*Problem*: From the entries that follow, copy each line containing the word "header".

= = = = = = =

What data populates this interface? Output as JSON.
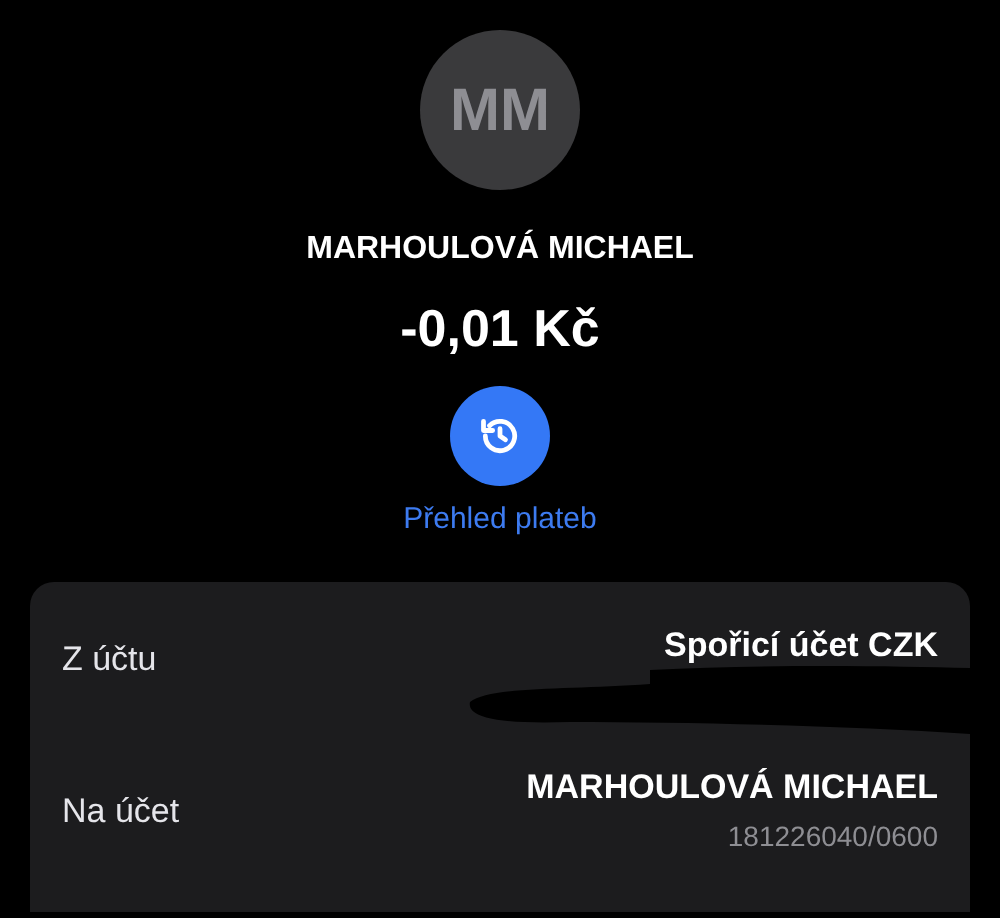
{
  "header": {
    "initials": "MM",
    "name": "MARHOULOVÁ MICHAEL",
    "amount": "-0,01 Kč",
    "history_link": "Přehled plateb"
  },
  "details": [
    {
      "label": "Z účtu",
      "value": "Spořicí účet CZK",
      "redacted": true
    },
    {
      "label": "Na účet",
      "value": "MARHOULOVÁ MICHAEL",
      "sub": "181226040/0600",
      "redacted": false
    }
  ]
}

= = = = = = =

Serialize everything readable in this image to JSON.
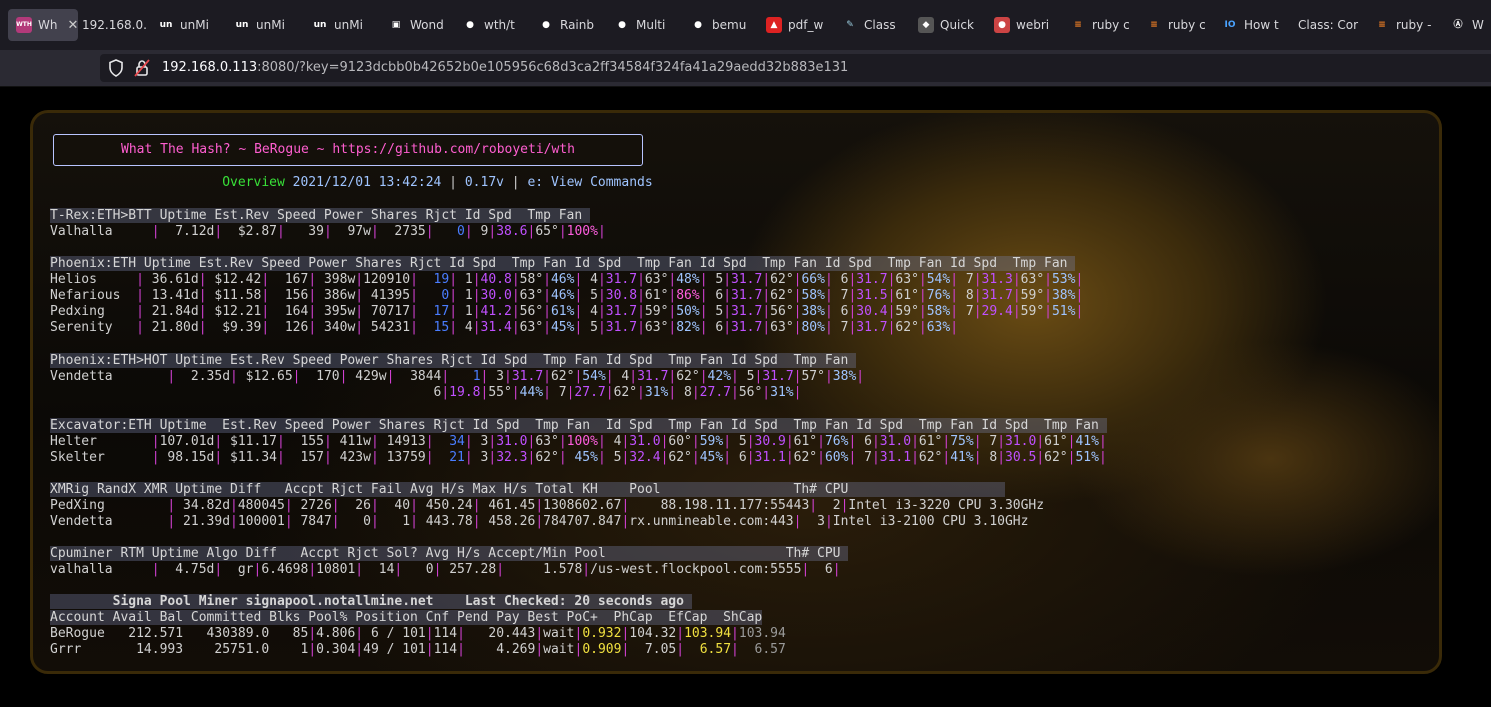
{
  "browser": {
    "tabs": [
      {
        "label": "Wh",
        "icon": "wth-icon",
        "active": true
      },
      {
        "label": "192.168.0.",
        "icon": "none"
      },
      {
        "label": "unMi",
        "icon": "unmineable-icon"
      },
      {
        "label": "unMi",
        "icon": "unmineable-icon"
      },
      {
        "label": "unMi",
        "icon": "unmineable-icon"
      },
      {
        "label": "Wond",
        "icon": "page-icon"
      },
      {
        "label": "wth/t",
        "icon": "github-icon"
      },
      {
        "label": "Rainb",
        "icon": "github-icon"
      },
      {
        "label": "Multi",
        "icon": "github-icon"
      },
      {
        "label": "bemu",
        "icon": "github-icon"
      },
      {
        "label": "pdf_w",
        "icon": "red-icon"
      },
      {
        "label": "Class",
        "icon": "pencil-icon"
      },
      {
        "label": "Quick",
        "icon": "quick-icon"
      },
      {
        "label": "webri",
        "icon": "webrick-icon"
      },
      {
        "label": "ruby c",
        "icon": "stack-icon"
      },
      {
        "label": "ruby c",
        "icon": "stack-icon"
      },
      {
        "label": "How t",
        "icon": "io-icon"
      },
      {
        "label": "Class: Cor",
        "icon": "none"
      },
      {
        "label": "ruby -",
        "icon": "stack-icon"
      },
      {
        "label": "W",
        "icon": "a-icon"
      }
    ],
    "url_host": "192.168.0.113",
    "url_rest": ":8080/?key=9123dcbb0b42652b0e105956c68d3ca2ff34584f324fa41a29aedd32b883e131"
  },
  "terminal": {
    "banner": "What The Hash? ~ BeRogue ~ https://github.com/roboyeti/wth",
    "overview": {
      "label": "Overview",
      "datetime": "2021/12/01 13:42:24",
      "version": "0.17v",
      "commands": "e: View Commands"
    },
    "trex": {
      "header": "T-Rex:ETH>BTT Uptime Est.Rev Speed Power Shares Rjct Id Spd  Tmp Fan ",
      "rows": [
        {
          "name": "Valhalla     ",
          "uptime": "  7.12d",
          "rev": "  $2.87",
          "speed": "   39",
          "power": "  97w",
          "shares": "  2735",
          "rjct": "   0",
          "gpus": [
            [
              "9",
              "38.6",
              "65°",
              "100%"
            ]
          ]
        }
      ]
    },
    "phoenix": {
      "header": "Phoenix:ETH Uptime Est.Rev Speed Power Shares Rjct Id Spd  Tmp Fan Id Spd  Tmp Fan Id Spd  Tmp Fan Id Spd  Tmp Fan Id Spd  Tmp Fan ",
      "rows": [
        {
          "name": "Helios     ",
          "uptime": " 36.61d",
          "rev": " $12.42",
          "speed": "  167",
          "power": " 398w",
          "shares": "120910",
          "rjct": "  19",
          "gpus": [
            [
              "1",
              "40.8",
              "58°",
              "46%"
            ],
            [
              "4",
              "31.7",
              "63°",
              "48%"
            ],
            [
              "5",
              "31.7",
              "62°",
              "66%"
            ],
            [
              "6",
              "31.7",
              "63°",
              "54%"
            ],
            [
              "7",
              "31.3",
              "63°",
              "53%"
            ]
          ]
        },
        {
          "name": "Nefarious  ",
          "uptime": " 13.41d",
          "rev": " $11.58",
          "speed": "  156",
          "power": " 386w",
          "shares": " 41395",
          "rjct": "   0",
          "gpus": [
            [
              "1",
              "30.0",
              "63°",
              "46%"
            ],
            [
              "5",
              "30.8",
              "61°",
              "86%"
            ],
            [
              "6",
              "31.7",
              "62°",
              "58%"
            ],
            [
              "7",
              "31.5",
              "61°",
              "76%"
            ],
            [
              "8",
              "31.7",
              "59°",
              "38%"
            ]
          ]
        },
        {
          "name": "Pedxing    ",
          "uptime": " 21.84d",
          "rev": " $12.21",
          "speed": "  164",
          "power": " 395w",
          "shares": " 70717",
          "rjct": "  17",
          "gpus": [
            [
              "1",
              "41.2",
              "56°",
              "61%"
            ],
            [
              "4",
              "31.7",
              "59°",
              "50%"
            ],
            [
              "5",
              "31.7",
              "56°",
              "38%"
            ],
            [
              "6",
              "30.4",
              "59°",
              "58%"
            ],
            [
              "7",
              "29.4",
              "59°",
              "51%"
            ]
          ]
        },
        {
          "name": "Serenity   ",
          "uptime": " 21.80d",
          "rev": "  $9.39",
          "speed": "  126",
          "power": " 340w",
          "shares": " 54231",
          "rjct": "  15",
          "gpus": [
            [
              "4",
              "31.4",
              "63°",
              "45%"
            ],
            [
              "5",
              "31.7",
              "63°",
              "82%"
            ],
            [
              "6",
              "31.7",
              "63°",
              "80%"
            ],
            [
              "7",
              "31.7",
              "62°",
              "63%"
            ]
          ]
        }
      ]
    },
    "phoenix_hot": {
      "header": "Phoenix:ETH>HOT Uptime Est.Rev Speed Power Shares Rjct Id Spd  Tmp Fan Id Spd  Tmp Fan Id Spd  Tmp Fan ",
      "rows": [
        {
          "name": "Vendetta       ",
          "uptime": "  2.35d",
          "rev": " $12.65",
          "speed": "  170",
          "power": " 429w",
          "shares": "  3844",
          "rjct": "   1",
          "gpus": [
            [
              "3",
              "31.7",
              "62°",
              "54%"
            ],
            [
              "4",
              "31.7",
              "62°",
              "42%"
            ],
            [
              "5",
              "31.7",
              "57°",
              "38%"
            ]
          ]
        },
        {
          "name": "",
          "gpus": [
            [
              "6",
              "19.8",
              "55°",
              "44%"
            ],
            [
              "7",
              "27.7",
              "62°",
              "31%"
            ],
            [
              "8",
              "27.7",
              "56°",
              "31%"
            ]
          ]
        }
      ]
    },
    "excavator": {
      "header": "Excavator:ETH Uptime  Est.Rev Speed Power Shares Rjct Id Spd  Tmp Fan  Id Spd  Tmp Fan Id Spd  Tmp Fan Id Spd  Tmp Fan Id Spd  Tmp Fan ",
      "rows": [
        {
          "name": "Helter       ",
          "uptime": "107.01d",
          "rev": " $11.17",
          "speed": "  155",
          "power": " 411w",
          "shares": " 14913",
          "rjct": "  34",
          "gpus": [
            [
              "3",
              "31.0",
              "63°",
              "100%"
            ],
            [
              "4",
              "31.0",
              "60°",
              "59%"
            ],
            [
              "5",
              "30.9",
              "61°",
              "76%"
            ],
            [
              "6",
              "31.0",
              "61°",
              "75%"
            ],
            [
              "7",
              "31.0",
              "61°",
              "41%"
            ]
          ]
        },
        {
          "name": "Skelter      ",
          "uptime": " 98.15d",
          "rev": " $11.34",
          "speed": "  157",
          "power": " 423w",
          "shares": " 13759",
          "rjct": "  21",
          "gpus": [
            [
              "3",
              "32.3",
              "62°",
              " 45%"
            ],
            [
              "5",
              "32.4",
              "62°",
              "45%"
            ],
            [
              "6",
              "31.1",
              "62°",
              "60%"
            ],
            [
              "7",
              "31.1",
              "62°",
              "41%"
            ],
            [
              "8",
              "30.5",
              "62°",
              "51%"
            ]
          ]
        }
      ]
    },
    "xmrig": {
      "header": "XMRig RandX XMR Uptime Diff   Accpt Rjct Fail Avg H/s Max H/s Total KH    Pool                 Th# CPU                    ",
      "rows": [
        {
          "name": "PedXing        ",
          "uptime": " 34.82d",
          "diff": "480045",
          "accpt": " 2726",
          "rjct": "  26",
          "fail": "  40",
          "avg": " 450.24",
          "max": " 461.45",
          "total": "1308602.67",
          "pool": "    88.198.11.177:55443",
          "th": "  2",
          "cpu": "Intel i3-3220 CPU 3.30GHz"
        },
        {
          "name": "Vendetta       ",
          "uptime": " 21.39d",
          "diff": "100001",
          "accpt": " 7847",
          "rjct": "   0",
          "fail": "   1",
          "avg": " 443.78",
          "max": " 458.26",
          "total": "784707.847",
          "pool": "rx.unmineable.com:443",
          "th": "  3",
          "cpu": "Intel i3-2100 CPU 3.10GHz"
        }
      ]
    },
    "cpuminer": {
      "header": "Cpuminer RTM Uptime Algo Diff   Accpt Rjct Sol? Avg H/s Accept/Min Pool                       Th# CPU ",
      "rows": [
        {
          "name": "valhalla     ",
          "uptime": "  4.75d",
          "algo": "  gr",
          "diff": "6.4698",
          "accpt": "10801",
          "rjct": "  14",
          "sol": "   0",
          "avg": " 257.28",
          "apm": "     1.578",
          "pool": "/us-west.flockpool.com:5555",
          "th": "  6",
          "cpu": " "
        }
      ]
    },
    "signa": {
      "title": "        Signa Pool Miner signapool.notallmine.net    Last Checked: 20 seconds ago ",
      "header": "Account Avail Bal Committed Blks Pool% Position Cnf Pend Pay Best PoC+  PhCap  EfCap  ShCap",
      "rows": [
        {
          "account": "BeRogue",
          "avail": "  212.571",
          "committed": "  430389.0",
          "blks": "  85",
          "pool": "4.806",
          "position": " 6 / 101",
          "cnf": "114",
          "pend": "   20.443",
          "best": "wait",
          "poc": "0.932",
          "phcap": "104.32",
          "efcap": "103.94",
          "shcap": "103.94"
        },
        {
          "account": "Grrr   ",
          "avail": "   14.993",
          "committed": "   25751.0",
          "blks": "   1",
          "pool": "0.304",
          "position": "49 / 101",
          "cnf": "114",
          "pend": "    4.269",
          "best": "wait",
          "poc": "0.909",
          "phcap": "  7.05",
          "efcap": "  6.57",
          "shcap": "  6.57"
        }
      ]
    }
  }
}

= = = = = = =

*Task solution*:
  "header": {
      "header": "T-Rex:ETH>BTT Uptime Est.Rev Speed Power Shares Rjct Id Spd  Tmp Fan ",
      "header": "Phoenix:ETH Uptime Est.Rev Speed Power Shares Rjct Id Spd  Tmp Fan Id Spd  Tmp Fan Id Spd  Tmp Fan Id Spd  Tmp Fan Id Spd  Tmp Fan ",
      "header": "Phoenix:ETH>HOT Uptime Est.Rev Speed Power Shares Rjct Id Spd  Tmp Fan Id Spd  Tmp Fan Id Spd  Tmp Fan ",
      "header": "Excavator:ETH Uptime  Est.Rev Speed Power Shares Rjct Id Spd  Tmp Fan  Id Spd  Tmp Fan Id Spd  Tmp Fan Id Spd  Tmp Fan Id Spd  Tmp Fan ",
      "header": "XMRig RandX XMR Uptime Diff   Accpt Rjct Fail Avg H/s Max H/s Total KH    Pool                 Th# CPU                    ",
      "header": "Cpuminer RTM Uptime Algo Diff   Accpt Rjct Sol? Avg H/s Accept/Min Pool                       Th# CPU ",
      "header": "Account Avail Bal Committed Blks Pool% Position Cnf Pend Pay Best PoC+  PhCap  EfCap  ShCap",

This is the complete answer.